Expanding on a comment
Jay Caruso’s "So Now Transparency is A Bad Thing" really resonated, so much so that I wrote a comment that was entirely too long and I trimmed it down to two paragraphs. I expand upon it here:
Having worked as a school teacher and administrator, as well as being a parent, it my experience that teachers and schools are highly resistant to transparency. I am sympathetic in that being observed often alters your behavior in unnatural ways, and being second-guessed by people with little knowledge of the subject area doubles your work teaching both the students and the grown-ups. And unfortunately some of the people who want to come see your class are the "frequent flyers" at the local town council and planning meetings that make those meetings such a joy to attend and a model of efficiency. Working a hard delivery time-table in 40 minute blocks when you are already managing a classroom of mixed capability and temperament students isn’t made simpler by a heckler your own age. It’s like stand-up comedy without the laughter or the beer after the show.
That being said, teachers are not the parents of the children in the class, and it is not their role to decide how children should be raised. A doctor who unilaterally gave your child a medical treatment over your objection and without the concurrence of a judge would find herself fired and likely stripped of her license to practice. The various arguments I have heard about how "public schools are for what our society decides children should learn" are handwaving at best, and a totalistic impulse at worst. The lack of transparency in the execution of education is not essential to its objective, and don't even serve the "society" argument -- teaching doesn't require secrecy to be successful.
There is a better argument for privacy, in that as a teacher there were many things I was not going to share with parents. I often got questions from students or parents about other students, and I was simply not going to share most of what I knew. As a teacher you (one hopes) know your students’ strengths and weaknesses and those are only to be shared with the student’s own parents, other teachers who have a reason to know, or learning specialists. You know their interests, some of which they don’t want their parents to know about — these are more touchy since they impinge on the parental relationship but also your trust relationship with the student, the creation and maintenance of which is importance for educational success. None of these are a matter for idle gossip or unnecessary disclosure, which I would argue is what privacy is about.
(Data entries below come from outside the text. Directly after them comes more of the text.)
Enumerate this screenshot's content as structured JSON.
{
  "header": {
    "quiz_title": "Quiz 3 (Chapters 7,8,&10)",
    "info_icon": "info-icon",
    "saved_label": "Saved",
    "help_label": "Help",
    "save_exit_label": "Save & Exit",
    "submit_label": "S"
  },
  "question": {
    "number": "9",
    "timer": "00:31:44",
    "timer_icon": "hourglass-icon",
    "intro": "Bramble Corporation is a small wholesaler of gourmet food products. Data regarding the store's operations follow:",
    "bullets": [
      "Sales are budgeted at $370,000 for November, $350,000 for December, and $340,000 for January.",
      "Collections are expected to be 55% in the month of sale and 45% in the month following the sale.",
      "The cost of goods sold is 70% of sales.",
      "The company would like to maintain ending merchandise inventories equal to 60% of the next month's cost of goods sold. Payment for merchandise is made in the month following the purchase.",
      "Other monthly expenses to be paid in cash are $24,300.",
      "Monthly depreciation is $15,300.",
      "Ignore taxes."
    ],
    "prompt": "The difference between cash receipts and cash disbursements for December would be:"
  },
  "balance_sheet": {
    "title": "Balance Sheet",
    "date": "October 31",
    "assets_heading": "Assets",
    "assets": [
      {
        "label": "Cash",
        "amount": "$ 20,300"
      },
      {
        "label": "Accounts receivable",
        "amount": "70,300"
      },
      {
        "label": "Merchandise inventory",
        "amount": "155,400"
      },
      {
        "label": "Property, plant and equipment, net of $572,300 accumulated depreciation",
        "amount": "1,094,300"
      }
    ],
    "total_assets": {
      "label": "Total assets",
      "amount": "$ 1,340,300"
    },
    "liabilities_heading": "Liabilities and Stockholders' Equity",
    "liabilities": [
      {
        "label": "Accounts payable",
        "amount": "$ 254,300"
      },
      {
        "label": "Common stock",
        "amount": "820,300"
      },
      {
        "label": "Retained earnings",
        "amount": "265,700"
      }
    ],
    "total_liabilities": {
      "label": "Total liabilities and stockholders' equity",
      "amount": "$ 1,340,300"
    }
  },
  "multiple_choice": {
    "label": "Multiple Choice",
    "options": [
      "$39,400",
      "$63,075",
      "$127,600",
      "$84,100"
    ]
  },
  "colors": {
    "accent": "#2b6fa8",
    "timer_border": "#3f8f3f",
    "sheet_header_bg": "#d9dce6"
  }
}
Secrecy is not this. Knowledge that is private doesn’t lose its importance by disclosure. Privacy is about keeping the choice of who gets to know certain things about you. Loss of privacy creates the possibility of injury, or damages a relationship, or lets people know things about you would prefer they don’t — but all of this is largely about emotional pain. Secrecy is about hiding knowledge. Loss of secrecy loses battles, prevents the execution of plans, or puts you in jail for embezzlement. Hiding cheating from your partner is about secrecy, not talking about your cheating to your therapist is just setting you back (and being a jerk, of course).
If that is correct, then keeping education hidden from parents is about ensuring that the plans of the educators are out of parental control. There is already enough of this in that most parents are not in a position to spend their days analyzing the curriculum of their child’s school (let alone grilling endlessly them each day to see how closely the teacher stuck to the prescribed instruction), and certainly a single parent working multiple jobs simply doesn’t have the time. Additionally, much of instruction labeled as “standards” (such as Next Generation Science Standards or Common Core) is written in specialist language and requires more than a small amount of study to decipher, so much so that there are extensive and expensive interpretation and implementation guides (in additional to teacher-teachers and consultants) that schools use to adopt these approaches, little of which is accessible to parents.
I can’t speak to schools where I have not taught, that my children have not attended, or whose staff I have not spoken with, but from what I know schools seem to be happy with the one or two “open house” and/or curriculum nights a year, in which the teacher goes over their teaching plan for the year at about the same speed that the flight attendants go over the safety cards in the seat back pocket, and to the same level of detail. Admittedly it isn’t your life at stake, nor really for most your child’s future, but I somehow suspect that actually evacuating a crashed airplane will turn out to bear as much resemblance to that ignored PA announcement as a school year’s worth of instruction to what I have talked about in my few minutes with my slide deck.
So this seeming lack of interest from parents, from a process that is both discourages interest and suppresses any in-depth discussions (ever been at an effective company-wide meeting?) helps coddle the idea that the experts must be in control. These experts are of the same frame of mind that developed a standard social studies and history curriculum that taught about benign rule by white Protestants over the primitive African, Asian, and Catholic Europeans. Or the more “progressive” ones that teach “capitalism bad” (got your COVID shots?), that English Puritans fled not away from religious persecution but to create a land in which they would be free to all own happy slaves, or to glorify Aztec death cults and anti-semitism, er, anti-Zionism.
As always, I don’t have an answer to this one, but I really suspect that that people at The Institute of Expertology are on to something.